Plans to slim down equalities legislation and narrow the school curriculum, and the threat posed to diversity and cohesion from free schools are all likely to hinder progress towards achieving true equality for LGBT teachers and pupils, speakers at the NASUWT’s annual LGBT Consultation Conference stated. The event was chaired by the then NASUWT President Chris Lines.
However, teachers can and must fight back, NASUWT General Secretary Chris Keates [above] told attendees, as she outlined the challenges facing the profession.
The Union has made significant progress in championing LGBT equality in schools, she said, highlighting the launch of the FIT DVD in association with Stonewall, which can be used by teachers to highlight the issue of homophobia with their students, and the publication of guidance by the previous government for schools on tackling homophobic bullying, to which the NASUWT was a contributor.
However, these achievements are being threatened by the Coalition’s policies, she argued, with a return to a more generalised approach to tackling bullying that fails to recognise homophobic bullying as a distinctive form of abuse.
The effect of these changes, along with cuts in public services, will further marginalise LGBT people, she said, a group that already suffers from continuing discrimination.
“Recent research has shown many LGBT people live in poverty and LGBT families are more likely to be poor. LGBT people are more likely to experience disadvantage in terms of health, housing and education. All of these problems are likely to increase as a result of this Coalition’s actions,” she said.
While the outlook is bleak, members can work together through the Union to fight these plans, Ms Keates stated, urging members to get active within their schools, communities and Local Associations.
A graphic illustration of the progress that can be made in promoting equality and challenging homophobia in schools was provided as part of a selection of workshop sessions.
Chris Lillington [below], Assistant headteacher at Prince Henry’s Grammar School in Otley, explained to delegates how he had led work to challenge discrimination in his school, particularly around the use of homophobic language by students.
Mr Lillington [above] emphasised the importance of taking a whole-school approach. A student diversity forum was established with pupils empowered to drive forward the equalities agenda and staff were given ongoing training and support. Parents were invited to a diversity event to learn more about the work the school is doing and equalities information is always included in the termly headteacher’s briefings to parents.
Mr Lillington explained how important it is not to ‘ghettoise’ the issue within PSHE and citizenship and described the work other departments have been doing to tackle the issue. For example, he stated, the PE department led a project examining the role of sexuality and gender roles in sport, which included workshops and mixed-gender games.
Delegates discussed some of the barriers around tackling homophobia in schools, particularly in primary and faith settings.
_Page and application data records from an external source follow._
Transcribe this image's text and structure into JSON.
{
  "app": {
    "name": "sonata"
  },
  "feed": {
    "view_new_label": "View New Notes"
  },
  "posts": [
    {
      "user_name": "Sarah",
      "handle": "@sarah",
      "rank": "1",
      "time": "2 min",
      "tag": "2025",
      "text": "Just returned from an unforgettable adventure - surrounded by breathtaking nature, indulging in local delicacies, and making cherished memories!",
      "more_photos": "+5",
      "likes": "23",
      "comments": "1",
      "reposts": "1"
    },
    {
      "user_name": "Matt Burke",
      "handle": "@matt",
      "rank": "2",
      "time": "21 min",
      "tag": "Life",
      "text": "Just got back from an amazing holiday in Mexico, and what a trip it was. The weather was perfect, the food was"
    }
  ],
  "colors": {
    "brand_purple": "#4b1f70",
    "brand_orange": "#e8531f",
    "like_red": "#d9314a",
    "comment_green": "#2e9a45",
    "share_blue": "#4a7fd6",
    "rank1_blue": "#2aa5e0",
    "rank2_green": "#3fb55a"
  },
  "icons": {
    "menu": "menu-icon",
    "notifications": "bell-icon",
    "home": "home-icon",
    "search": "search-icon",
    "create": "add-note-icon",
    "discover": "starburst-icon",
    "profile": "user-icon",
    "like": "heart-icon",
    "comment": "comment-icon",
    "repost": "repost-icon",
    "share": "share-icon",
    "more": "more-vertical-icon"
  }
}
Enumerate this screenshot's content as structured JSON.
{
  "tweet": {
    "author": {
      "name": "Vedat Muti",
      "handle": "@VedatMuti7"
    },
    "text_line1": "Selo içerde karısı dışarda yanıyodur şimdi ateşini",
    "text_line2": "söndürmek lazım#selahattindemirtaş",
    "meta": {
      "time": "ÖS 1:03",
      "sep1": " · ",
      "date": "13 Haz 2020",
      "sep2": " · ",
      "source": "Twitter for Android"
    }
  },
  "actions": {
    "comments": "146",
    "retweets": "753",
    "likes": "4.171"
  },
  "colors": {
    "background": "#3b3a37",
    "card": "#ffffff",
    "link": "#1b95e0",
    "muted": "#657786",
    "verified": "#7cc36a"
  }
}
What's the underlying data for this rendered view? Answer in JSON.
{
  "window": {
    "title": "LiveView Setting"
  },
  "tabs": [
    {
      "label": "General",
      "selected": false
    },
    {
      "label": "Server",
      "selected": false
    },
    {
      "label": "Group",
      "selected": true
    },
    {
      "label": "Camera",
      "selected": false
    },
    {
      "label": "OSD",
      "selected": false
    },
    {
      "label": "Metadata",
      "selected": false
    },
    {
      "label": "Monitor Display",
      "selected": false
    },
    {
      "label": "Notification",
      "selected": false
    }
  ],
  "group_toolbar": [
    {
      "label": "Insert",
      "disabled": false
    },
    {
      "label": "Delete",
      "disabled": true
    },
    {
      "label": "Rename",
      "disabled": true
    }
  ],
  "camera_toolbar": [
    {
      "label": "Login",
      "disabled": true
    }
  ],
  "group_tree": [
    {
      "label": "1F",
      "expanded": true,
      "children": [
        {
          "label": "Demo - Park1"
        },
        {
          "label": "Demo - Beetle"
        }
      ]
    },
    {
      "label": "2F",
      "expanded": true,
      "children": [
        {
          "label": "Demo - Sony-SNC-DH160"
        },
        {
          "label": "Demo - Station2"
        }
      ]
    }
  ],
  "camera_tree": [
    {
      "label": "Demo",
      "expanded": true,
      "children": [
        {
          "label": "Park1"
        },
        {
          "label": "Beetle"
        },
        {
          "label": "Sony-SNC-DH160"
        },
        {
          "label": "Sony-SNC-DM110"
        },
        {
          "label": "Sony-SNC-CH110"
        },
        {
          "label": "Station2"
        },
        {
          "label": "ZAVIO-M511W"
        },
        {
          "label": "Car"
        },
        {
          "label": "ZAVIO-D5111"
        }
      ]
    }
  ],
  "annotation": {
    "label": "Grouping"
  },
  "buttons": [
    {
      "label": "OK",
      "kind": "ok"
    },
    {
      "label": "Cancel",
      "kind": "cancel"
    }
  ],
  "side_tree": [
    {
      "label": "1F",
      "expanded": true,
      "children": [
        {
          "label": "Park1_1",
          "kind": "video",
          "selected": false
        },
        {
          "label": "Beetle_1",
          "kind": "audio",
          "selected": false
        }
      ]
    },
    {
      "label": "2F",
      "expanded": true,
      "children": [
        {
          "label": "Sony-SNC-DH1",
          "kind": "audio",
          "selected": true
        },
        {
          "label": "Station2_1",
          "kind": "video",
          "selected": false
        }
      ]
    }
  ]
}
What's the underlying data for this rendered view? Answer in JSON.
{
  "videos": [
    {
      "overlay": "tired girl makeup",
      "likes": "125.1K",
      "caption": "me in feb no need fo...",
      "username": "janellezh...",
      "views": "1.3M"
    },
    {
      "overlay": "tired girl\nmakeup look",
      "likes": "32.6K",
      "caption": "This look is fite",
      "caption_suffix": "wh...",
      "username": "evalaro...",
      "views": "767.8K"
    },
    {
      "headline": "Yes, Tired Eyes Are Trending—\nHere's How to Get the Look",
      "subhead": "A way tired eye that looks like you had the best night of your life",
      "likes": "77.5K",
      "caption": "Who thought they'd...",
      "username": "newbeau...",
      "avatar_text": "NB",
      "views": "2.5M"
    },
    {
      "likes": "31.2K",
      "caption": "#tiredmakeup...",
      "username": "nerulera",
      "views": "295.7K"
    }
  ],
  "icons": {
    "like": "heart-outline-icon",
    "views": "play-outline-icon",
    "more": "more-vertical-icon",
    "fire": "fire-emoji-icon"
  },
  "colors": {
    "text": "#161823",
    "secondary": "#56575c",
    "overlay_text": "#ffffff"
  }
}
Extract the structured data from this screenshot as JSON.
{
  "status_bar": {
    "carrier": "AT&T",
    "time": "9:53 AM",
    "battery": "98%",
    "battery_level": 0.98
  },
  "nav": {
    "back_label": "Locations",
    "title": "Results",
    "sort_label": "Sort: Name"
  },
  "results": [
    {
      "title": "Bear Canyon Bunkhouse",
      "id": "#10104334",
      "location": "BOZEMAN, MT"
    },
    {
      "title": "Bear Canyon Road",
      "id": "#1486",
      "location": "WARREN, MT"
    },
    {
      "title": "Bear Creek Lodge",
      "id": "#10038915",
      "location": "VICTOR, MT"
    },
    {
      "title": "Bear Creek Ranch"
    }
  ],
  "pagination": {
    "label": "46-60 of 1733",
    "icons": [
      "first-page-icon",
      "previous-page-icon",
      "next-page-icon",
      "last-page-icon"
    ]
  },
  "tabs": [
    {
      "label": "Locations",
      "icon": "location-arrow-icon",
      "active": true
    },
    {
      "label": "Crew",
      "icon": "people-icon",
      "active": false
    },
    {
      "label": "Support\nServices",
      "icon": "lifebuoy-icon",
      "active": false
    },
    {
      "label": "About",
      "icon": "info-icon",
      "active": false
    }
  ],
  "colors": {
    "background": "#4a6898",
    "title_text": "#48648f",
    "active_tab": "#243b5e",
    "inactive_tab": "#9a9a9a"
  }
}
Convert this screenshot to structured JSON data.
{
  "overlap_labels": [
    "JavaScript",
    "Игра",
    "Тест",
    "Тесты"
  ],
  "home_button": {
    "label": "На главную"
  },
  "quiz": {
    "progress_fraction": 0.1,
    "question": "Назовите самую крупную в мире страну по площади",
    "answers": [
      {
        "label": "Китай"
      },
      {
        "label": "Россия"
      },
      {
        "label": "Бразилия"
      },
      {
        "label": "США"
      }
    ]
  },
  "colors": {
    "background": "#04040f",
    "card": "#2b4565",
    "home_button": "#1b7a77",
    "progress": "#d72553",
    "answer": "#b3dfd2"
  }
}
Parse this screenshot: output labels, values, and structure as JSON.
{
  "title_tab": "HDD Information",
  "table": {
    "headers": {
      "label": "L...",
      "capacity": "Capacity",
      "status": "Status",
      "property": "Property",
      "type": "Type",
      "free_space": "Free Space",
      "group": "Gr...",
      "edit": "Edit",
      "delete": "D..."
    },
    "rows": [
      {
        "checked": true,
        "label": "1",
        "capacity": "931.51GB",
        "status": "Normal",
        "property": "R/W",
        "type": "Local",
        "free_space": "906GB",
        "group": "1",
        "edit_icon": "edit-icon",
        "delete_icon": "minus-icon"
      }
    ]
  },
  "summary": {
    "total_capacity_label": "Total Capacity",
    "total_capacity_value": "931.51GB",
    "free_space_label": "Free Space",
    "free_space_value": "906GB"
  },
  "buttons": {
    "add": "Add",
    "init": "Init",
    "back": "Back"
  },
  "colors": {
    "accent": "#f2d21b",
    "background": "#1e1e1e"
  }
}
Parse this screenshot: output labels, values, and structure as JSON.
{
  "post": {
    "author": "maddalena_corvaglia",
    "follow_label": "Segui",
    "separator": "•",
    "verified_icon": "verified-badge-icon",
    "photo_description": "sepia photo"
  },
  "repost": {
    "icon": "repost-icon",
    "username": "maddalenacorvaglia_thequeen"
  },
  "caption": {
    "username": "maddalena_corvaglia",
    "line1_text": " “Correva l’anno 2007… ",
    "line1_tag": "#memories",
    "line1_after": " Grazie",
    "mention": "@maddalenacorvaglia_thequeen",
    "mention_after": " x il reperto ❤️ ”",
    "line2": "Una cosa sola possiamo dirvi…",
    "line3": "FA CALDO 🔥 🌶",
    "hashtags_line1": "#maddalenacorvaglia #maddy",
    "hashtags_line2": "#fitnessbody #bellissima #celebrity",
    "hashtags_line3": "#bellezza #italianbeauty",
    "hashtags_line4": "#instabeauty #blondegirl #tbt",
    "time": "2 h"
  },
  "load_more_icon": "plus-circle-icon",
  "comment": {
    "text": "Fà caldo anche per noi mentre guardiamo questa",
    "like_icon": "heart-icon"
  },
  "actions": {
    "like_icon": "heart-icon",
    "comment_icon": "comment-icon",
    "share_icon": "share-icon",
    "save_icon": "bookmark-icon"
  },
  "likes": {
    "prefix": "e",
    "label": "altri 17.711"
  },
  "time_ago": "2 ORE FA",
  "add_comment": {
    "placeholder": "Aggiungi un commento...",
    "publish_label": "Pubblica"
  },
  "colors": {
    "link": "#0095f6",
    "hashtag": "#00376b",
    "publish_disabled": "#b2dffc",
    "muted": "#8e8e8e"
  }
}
There was a call for more support and recognition of the issue during initial teacher training and support from the NASUWT at local level to empower members to tackle the issue in their schools.
The specific challenges facing bisexual teachers and students were also explored in a workshop led by Helen Bowes-Catton from the Open University. Delegates agreed that bisexuality is generally invisible in wider society, with bisexual people often suffering discrimination and prejudice.
There is very little recognition of the specific needs of bisexual teachers and young people, with few sources of information and guidance, and delegates agreed that more acknowledgement of and support for bisexual teachers and students in schools is needed.
Issues discussed during the event included:
The current challenges facing LGBT teachers.
Finding your voice in the NASUWT.
Tackling homophobia in schools.
Exploring bisexual identities.
Assertiveness and confidence building.
Putting the Equality Act into practice.
More advice and guidance for LGBT teachers is available on the NASUWT website at www.nasuwt.org.uk/LGBT